MATERIAL TO PROCESS ▸
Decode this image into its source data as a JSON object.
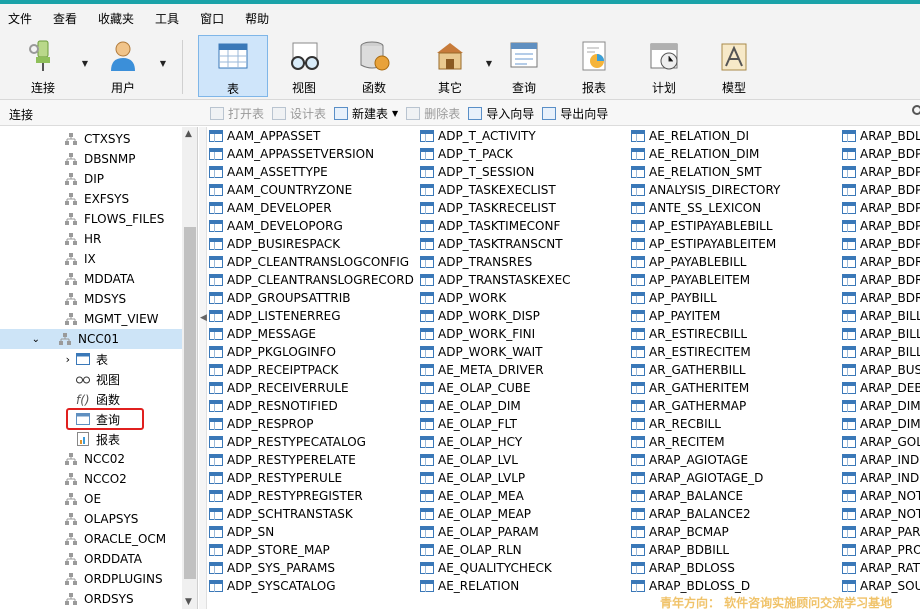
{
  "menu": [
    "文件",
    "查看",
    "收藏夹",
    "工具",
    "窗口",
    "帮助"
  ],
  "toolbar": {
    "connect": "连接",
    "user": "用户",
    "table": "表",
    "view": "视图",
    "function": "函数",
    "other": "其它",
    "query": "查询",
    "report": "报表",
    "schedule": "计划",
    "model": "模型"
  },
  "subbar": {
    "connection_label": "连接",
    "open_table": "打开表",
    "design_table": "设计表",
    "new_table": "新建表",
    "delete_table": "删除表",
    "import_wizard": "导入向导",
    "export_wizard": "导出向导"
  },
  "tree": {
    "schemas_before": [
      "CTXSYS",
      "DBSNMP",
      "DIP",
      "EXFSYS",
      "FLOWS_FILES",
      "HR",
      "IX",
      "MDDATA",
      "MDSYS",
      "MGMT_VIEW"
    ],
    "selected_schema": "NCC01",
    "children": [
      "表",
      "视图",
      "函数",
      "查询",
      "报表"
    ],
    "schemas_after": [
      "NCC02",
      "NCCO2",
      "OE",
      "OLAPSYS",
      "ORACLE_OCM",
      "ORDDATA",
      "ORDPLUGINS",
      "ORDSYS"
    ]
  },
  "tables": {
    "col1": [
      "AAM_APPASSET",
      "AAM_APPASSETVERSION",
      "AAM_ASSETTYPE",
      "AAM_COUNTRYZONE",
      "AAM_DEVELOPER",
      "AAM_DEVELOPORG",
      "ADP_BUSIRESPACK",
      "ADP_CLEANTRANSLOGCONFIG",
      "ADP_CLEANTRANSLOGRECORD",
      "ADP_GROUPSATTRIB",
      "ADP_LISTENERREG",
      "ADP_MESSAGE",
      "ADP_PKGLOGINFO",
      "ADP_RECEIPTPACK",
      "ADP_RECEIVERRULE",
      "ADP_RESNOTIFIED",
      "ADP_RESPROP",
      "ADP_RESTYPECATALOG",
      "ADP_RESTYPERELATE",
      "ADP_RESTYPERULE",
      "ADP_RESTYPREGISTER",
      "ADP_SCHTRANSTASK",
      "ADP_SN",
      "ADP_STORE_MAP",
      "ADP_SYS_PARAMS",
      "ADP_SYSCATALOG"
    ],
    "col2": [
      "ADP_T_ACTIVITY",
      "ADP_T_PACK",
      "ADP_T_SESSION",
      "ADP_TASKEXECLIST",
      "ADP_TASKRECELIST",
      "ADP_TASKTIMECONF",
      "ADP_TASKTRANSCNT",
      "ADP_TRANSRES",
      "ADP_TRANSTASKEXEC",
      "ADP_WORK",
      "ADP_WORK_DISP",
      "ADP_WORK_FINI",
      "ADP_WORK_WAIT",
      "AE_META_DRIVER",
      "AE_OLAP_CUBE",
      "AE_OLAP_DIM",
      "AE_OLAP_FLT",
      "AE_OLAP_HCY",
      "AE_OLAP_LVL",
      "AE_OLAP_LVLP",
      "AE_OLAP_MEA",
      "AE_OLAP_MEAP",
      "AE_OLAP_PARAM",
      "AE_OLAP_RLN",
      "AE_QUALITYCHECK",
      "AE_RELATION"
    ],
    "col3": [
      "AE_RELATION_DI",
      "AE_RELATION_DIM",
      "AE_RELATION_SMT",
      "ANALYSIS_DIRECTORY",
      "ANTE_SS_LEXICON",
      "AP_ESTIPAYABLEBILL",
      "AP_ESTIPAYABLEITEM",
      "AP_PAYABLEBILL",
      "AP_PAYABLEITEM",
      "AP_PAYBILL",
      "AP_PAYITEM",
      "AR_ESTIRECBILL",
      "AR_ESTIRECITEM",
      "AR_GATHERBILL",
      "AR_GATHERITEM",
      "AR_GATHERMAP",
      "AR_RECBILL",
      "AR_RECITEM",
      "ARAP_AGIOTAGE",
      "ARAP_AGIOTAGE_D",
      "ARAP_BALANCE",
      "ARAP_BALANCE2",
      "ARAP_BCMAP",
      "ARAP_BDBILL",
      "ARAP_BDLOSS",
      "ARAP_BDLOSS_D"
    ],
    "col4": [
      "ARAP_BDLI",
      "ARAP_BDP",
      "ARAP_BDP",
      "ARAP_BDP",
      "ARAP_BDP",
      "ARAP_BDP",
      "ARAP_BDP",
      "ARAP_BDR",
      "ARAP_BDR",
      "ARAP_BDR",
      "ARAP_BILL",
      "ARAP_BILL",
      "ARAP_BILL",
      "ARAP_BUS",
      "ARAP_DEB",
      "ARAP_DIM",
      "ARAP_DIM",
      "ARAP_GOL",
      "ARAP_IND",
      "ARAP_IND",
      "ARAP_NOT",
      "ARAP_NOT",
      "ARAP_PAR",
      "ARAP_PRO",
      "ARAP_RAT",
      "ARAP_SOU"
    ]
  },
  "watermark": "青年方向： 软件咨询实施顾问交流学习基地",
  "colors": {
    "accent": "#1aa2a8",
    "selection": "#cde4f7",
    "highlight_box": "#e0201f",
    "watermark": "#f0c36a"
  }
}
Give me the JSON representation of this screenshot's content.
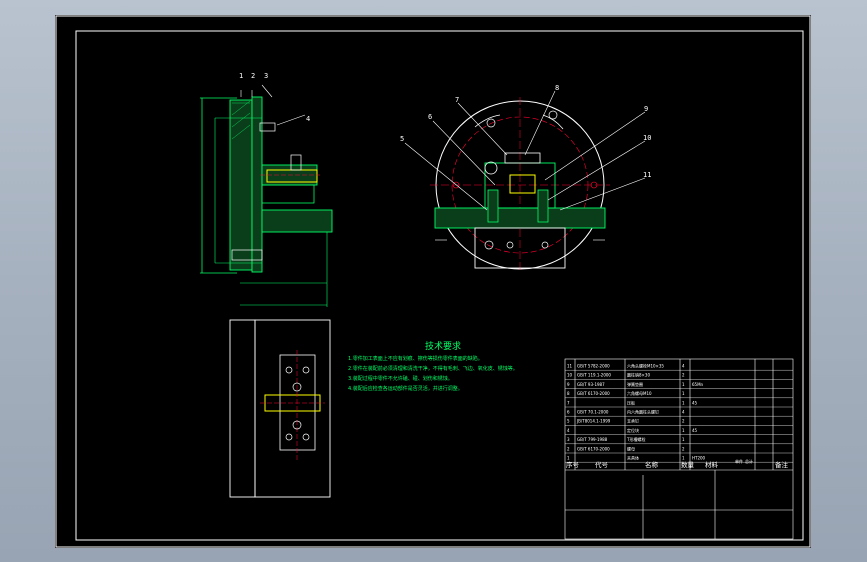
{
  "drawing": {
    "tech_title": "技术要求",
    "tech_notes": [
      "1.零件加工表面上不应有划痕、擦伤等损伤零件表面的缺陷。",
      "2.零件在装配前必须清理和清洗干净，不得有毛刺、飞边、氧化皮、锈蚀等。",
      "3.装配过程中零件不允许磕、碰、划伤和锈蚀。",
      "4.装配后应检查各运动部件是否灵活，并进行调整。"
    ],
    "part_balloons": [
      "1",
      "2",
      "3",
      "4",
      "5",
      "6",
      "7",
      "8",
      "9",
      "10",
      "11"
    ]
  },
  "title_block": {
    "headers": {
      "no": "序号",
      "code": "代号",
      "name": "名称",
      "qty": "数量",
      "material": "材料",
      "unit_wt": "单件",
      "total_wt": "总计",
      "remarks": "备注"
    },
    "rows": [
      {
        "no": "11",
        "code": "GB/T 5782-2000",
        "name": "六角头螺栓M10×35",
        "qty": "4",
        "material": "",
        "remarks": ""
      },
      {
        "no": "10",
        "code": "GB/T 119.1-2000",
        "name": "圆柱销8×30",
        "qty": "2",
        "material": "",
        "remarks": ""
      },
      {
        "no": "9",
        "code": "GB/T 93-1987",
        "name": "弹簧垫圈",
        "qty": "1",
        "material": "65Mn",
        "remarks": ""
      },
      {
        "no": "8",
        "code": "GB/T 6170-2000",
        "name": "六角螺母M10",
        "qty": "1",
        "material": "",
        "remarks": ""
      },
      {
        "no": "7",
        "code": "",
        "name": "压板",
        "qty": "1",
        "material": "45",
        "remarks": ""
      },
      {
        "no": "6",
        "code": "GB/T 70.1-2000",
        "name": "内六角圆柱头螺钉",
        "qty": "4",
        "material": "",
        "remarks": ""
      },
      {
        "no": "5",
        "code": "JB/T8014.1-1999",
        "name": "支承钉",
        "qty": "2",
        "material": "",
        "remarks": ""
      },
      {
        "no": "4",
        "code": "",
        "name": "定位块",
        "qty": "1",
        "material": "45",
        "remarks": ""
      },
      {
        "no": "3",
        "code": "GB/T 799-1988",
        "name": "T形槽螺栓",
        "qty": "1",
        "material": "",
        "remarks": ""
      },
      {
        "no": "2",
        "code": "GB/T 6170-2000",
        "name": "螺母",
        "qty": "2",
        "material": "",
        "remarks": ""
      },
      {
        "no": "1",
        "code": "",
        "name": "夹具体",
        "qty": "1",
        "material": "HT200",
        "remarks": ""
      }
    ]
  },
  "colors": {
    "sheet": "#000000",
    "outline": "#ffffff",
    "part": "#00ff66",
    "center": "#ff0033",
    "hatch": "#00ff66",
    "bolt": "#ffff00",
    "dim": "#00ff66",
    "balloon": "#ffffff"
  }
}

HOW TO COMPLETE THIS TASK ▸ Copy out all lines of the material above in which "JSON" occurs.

WRITTEN ANSWER ▸
Decode this image into its source data as a JSON object.
Give me the JSON representation of this screenshot's content.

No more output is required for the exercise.